== THE PROBLEM ==
Every line in the entries where "JSON" is found should be copied.

◆ ◆ ◆ ◆ ◆

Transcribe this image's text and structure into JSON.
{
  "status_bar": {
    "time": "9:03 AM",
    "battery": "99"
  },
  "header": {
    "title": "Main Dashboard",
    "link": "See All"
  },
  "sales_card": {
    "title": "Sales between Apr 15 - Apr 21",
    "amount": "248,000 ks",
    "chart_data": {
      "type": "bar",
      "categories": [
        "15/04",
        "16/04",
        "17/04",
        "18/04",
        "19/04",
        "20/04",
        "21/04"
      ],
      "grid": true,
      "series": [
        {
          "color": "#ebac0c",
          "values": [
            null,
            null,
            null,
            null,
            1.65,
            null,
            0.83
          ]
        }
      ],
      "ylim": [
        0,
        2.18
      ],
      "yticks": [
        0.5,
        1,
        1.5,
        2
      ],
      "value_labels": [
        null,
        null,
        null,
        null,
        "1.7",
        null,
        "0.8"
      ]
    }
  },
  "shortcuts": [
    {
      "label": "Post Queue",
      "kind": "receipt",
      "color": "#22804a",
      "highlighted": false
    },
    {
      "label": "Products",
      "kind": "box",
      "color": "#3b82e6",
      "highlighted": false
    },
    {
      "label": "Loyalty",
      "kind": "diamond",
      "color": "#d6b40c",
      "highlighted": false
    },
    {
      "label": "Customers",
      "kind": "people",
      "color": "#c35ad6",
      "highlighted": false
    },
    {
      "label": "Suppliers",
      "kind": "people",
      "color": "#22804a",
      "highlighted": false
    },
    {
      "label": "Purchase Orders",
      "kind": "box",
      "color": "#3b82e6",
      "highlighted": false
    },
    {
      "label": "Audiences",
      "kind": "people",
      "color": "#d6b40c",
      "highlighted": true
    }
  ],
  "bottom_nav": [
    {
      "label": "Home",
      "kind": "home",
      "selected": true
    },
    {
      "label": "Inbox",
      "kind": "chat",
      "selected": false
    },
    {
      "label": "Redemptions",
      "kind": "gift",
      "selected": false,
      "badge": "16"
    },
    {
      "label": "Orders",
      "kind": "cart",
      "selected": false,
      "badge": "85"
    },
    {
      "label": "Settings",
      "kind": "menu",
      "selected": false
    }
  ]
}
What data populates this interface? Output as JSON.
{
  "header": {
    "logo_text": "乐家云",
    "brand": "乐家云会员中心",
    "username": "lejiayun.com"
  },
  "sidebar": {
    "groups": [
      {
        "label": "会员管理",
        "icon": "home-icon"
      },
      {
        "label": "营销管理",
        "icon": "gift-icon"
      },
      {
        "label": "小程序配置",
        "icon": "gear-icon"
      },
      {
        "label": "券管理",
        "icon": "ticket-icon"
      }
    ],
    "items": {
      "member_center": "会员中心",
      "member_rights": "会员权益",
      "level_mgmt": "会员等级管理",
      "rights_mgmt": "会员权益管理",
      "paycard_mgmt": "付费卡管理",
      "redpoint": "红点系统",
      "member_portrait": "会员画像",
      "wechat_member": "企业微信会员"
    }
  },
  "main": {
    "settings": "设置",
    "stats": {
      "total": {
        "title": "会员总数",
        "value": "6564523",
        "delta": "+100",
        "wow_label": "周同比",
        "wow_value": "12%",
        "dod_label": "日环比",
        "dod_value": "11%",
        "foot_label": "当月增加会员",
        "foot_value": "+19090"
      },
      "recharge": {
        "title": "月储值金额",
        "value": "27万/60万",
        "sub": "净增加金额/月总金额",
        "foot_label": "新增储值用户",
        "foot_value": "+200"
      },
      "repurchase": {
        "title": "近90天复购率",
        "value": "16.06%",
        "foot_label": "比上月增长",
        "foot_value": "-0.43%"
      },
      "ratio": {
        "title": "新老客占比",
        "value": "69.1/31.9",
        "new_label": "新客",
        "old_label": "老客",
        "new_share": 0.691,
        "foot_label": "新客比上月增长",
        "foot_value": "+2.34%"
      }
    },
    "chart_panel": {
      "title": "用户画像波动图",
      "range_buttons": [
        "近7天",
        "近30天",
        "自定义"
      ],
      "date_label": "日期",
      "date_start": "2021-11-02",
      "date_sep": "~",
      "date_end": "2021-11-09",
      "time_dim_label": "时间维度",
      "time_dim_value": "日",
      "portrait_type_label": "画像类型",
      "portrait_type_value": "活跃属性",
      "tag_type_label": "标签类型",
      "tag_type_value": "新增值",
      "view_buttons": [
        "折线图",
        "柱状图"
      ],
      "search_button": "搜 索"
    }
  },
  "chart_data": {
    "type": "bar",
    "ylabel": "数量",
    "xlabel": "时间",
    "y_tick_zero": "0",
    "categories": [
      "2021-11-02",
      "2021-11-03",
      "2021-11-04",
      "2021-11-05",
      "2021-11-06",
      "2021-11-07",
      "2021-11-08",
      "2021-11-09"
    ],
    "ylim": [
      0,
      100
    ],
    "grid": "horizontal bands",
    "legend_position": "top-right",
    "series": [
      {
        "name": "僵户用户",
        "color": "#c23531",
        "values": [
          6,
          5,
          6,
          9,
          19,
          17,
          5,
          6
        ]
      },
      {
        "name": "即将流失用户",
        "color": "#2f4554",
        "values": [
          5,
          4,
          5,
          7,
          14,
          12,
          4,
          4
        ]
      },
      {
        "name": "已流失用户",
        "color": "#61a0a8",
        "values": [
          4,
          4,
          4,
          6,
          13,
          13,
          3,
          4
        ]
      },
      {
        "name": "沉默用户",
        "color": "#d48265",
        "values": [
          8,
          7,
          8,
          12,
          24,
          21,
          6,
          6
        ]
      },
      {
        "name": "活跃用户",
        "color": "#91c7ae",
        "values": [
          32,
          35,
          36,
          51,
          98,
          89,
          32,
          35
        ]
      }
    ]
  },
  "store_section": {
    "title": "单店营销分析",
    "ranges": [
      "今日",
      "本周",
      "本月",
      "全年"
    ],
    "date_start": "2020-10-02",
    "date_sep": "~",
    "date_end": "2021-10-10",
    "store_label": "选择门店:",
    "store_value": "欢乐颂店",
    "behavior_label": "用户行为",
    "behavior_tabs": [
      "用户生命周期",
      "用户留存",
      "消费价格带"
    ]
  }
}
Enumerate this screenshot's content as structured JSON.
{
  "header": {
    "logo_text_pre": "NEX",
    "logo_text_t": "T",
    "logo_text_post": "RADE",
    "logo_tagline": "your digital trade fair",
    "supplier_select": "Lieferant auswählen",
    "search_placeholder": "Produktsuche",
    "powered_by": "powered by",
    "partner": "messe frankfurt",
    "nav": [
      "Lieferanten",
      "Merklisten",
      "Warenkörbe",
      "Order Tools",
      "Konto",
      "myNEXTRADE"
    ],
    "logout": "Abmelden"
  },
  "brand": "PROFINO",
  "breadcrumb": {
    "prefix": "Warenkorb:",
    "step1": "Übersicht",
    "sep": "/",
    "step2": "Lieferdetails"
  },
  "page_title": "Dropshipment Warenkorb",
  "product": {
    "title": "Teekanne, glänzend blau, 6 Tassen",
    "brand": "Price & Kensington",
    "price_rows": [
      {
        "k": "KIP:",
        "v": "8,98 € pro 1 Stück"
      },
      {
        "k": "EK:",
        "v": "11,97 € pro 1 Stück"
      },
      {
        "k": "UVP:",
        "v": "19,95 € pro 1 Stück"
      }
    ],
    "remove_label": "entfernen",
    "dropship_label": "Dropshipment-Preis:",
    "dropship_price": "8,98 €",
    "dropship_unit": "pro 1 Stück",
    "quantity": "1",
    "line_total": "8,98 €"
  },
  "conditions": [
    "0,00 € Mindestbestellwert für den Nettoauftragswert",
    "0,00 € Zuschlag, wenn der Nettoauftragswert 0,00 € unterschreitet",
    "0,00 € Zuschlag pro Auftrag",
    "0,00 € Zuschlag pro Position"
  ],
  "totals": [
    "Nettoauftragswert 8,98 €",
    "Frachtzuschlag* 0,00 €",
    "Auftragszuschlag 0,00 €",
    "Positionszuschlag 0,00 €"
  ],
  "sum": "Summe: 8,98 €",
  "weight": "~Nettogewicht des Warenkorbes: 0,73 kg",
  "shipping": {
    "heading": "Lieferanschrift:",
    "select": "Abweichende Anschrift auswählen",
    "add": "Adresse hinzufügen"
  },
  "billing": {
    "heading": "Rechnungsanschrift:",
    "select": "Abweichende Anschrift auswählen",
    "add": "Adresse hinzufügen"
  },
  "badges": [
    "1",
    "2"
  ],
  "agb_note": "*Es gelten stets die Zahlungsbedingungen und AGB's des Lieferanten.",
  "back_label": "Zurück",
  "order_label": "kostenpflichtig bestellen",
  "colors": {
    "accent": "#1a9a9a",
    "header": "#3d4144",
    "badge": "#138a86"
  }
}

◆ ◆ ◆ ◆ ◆

== RESULT FOR THIS EXERCISE ==
Transcribe this image's text and structure into JSON.
What data populates this interface? Output as JSON.
Enumerate this screenshot's content as structured JSON.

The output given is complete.